The return of the diplomatic frost between the United States and Russia sobers the American soul and the Slavic dusha, but it has one consequence that can lift the spirit: It reminds us of the unerodable value of cultivating a deep and abiding understanding of other nations and peoples. For two decades, Kremlinologists were “out” and Beijing watchers were “in,” to a degree. American diplomatic strategists turned their attention to China, compelled by its rising global influence. But nations aren’t fads. Superpower or not, Russia remained newsworthy, even if it has taken saber-rattling and multi-billion-dollar displays to remind Western media to bring back its spotlight.

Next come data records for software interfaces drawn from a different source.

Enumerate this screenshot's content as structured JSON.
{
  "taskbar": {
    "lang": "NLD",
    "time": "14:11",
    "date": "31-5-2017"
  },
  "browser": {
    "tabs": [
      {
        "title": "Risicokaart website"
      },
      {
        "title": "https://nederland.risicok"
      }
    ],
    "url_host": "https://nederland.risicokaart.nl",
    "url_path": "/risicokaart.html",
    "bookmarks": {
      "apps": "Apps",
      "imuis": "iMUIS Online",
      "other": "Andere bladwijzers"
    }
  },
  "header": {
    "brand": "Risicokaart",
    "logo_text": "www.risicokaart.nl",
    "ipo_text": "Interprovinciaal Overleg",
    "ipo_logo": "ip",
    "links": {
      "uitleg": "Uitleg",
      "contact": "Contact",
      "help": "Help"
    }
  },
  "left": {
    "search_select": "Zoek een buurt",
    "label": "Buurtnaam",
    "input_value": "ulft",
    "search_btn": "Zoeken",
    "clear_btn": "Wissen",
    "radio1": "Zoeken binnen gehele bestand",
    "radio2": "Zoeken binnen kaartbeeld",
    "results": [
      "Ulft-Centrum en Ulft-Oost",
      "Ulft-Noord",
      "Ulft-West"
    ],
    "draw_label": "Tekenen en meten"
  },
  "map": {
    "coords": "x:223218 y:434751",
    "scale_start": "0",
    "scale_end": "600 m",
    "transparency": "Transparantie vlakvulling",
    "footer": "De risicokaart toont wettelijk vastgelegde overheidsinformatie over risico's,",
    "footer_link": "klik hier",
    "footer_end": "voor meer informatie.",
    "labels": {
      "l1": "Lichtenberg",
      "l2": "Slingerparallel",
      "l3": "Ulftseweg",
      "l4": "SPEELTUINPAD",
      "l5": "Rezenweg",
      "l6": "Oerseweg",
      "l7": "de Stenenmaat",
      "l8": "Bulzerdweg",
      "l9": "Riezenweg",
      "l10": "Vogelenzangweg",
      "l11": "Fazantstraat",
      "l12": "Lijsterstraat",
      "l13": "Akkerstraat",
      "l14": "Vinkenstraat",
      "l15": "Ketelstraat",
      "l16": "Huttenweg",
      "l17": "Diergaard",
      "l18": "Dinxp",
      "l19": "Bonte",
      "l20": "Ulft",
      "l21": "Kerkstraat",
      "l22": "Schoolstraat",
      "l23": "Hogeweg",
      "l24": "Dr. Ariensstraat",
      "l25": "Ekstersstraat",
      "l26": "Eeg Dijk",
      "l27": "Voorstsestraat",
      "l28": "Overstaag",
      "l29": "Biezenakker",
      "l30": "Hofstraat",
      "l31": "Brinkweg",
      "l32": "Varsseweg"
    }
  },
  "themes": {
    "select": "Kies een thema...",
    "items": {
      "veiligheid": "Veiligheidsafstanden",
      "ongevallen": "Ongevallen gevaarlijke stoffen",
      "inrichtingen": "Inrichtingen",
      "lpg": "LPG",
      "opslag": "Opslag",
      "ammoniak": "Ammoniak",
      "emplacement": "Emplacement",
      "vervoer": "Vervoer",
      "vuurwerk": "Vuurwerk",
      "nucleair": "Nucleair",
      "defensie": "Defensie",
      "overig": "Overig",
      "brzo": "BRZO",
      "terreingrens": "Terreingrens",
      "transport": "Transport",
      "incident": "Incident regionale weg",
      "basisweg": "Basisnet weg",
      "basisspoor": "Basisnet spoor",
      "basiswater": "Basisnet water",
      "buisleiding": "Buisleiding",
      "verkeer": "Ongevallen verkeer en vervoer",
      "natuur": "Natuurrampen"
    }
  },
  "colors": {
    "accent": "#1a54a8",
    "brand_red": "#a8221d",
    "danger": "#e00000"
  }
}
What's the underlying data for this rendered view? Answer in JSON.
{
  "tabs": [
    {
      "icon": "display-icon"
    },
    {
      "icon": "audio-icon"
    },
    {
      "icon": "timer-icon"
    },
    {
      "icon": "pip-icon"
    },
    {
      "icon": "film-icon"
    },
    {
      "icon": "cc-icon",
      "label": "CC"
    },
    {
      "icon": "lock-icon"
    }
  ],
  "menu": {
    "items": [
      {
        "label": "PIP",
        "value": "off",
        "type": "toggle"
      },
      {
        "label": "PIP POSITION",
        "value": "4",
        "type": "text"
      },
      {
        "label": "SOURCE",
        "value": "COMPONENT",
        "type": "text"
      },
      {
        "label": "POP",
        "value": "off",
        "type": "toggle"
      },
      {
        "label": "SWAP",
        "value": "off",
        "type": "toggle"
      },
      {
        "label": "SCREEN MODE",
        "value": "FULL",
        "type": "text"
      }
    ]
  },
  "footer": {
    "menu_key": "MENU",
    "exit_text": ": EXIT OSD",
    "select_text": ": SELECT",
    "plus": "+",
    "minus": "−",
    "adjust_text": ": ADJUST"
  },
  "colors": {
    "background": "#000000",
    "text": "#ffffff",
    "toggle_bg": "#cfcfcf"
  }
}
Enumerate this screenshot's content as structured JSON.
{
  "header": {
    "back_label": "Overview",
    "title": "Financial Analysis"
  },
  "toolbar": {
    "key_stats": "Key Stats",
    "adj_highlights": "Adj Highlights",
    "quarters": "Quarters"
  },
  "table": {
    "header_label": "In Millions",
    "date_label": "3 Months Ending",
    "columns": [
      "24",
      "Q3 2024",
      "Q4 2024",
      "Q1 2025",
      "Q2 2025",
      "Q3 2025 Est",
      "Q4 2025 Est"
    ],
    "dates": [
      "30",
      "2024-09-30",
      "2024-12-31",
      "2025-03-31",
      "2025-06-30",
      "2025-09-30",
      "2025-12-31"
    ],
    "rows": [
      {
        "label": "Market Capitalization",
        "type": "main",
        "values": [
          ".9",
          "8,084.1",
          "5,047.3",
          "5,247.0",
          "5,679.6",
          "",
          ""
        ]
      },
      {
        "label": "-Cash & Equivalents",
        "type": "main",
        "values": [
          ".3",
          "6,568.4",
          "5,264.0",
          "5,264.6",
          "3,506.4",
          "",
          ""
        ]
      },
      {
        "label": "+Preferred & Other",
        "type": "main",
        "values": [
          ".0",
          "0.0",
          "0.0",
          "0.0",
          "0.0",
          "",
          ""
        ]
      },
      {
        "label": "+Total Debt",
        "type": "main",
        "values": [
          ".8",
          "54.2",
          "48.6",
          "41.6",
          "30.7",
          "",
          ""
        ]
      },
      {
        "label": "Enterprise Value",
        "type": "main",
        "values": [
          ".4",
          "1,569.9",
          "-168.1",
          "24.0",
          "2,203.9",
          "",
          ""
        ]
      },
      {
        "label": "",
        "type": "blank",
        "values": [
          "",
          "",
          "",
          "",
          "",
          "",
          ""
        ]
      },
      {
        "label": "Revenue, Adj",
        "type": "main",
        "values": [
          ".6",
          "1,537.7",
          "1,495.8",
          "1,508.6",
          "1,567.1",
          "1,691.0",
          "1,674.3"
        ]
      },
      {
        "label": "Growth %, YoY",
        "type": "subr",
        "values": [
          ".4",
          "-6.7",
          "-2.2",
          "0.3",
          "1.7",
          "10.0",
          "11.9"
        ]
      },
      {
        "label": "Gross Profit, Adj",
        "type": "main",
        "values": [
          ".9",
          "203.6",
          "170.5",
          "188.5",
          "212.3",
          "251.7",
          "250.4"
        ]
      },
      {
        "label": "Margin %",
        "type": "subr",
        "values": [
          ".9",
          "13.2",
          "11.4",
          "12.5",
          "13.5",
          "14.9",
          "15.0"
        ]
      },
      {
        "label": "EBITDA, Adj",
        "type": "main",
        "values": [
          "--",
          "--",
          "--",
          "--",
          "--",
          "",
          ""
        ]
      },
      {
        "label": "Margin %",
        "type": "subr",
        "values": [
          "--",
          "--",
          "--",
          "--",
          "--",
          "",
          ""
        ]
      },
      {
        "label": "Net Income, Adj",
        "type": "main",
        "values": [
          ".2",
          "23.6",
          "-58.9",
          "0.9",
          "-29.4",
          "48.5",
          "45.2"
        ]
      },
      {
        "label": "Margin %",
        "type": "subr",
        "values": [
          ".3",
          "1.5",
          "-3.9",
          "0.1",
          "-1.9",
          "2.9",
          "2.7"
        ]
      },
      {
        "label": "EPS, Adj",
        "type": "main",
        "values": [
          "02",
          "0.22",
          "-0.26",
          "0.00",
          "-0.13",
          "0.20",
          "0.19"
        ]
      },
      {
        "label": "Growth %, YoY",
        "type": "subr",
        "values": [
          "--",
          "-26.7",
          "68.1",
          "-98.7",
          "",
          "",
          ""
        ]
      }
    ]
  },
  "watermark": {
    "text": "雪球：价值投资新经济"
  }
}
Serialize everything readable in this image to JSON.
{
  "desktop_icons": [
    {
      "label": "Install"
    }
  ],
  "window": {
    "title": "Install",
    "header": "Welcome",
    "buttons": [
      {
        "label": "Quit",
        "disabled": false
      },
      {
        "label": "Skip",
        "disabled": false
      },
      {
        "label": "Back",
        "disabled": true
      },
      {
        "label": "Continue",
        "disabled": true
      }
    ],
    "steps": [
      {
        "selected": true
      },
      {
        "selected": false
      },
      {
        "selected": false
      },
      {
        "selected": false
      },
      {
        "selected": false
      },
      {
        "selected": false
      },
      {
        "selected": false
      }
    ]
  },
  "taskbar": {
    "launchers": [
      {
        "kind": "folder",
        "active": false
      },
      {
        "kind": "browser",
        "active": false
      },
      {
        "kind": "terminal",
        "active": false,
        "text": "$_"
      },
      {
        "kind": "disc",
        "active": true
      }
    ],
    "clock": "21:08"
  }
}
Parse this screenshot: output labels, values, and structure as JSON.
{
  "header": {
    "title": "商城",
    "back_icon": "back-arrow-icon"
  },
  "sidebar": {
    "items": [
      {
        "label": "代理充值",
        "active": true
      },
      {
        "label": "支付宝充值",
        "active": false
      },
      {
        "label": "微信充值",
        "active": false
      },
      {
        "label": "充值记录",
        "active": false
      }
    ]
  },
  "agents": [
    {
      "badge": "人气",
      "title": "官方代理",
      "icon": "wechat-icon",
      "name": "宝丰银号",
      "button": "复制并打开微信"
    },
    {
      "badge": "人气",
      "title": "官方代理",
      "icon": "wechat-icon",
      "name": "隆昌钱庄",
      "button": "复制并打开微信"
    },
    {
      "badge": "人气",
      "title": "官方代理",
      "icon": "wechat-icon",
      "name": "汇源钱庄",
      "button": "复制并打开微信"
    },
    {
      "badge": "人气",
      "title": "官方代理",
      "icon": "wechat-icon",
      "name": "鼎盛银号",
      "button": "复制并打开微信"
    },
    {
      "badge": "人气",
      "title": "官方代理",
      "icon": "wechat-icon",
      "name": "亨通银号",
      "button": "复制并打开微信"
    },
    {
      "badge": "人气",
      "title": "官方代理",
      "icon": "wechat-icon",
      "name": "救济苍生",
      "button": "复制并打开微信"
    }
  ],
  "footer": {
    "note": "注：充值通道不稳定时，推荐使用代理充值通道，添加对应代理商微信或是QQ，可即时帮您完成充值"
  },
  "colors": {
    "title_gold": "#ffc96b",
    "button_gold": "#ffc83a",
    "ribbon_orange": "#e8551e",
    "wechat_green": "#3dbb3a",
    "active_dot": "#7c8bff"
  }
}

When I think of the Cold War these days, I remember the sincerity of the idealistic, shaggy, protest-and-war-buffeted adults of the 1970s—their teach-the-world-to-sing Coca-Cola ethos—and I miss it. Sometimes I think that capitalism was on better behavior when it was competing with Soviet Communism. My parents’ unjaded curiosity led them to study the Soviet Union, to travel there and meet its citizens, and to teach scores of classes to students who, like them, wanted to explore the question, How are the Russians like us, and how are they different? It’s a question I wish more Americans had kept asking once Russia stopped being perceived as an existential threat. Too often, American attention to the priorities and character of foreign nations emerges only after we begin to see those nations as enemies. But a deeper, more organic understanding grows out of consistent, objective study unclouded by invidious backdrop. Russians like to say, when they meet with friends after a long absence: Skol’ko let, skol’ko zim … So many summers, so many winters … The ellipses stand for the thought that is so deeply known that it need not be spoken: “… and yet we recognize each other, still.”